### YOUR GOAL
Tally up the lines below containing the string "caption", then write the number alone.

(Web page and app entries)
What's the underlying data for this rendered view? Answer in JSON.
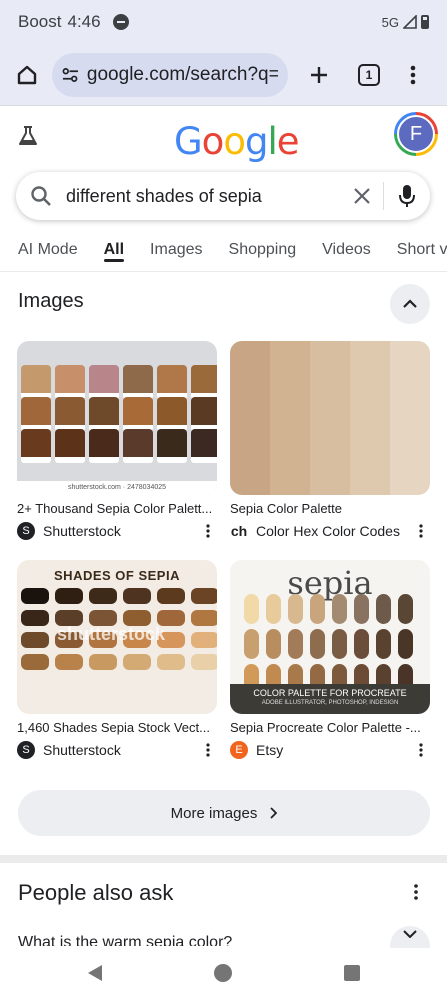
{
  "status_bar": {
    "carrier": "Boost",
    "time": "4:46",
    "network": "5G"
  },
  "browser": {
    "url": "google.com/search?q=d",
    "tab_count": "1"
  },
  "google": {
    "logo_text": "Google",
    "avatar_initial": "F"
  },
  "search": {
    "query": "different shades of sepia"
  },
  "tabs": [
    {
      "label": "AI Mode"
    },
    {
      "label": "All"
    },
    {
      "label": "Images"
    },
    {
      "label": "Shopping"
    },
    {
      "label": "Videos"
    },
    {
      "label": "Short vi"
    }
  ],
  "images_section": {
    "heading": "Images",
    "results": [
      {
        "caption": "2+ Thousand Sepia Color Palett...",
        "source": "Shutterstock",
        "source_icon": "shutterstock-icon",
        "watermark": "shutterstock.com · 2478034025"
      },
      {
        "caption": "Sepia Color Palette",
        "source": "Color Hex Color Codes",
        "source_icon": "colorhex-icon"
      },
      {
        "caption": "1,460 Shades Sepia Stock Vect...",
        "source": "Shutterstock",
        "source_icon": "shutterstock-icon",
        "image_title": "SHADES OF SEPIA",
        "image_watermark": "shutterstock"
      },
      {
        "caption": "Sepia Procreate Color Palette -...",
        "source": "Etsy",
        "source_icon": "etsy-icon",
        "image_title": "sepia",
        "banner_line1": "COLOR PALETTE FOR PROCREATE",
        "banner_line2": "ADOBE ILLUSTRATOR, PHOTOSHOP, INDESIGN"
      }
    ],
    "more_button": "More images"
  },
  "people_also_ask": {
    "heading": "People also ask",
    "first_question": "What is the warm sepia color?"
  },
  "colors": {
    "browser_chrome": "#e8eaf6",
    "active_tab": "#202124",
    "shutterstock": "#202124",
    "etsy": "#f1641e"
  }
}
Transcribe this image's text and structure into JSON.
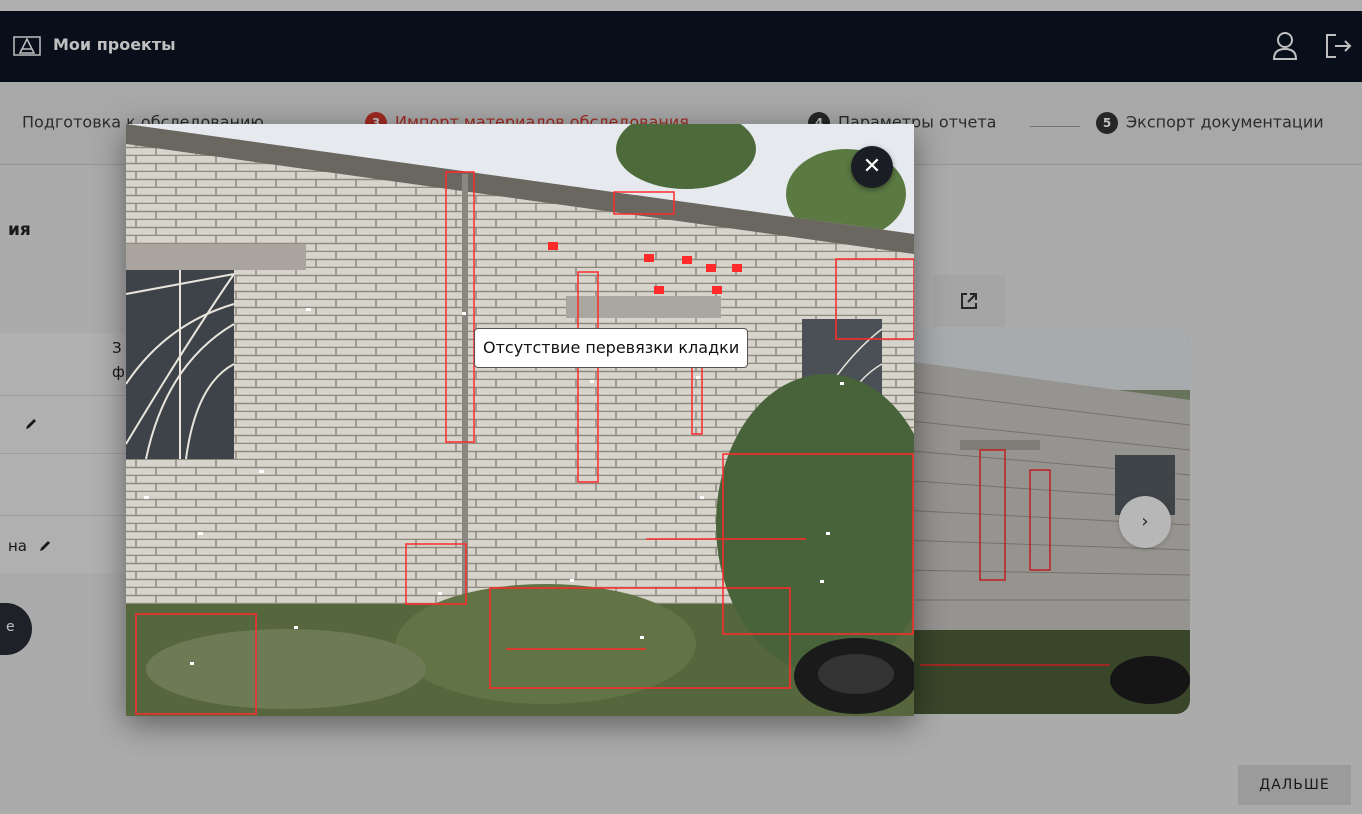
{
  "header": {
    "title": "Мои проекты",
    "icons": [
      "architecture-logo-icon",
      "user-icon",
      "logout-icon"
    ]
  },
  "steps": [
    {
      "number": "",
      "label": "Подготовка к обследованию",
      "active": false
    },
    {
      "number": "3",
      "label": "Импорт материалов обследования",
      "active": true
    },
    {
      "number": "4",
      "label": "Параметры отчета",
      "active": false
    },
    {
      "number": "5",
      "label": "Экспорт документации",
      "active": false
    }
  ],
  "main": {
    "section_title": "ия",
    "table": {
      "col_header_fragment_1": "З",
      "col_header_fragment_2": "ф",
      "rows": [
        {
          "label": ""
        },
        {
          "label": ""
        },
        {
          "label": "на"
        }
      ]
    },
    "round_button_label": "е",
    "next_button_label": "ДАЛЬШЕ"
  },
  "modal": {
    "annotation_label": "Отсутствие перевязки кладки",
    "close_icon": "close-icon"
  },
  "colors": {
    "header_bg": "#0b1424",
    "accent": "#d43a2f",
    "annotation": "#ff2a2a"
  }
}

### ANSWER TO THIS PROBLEM
4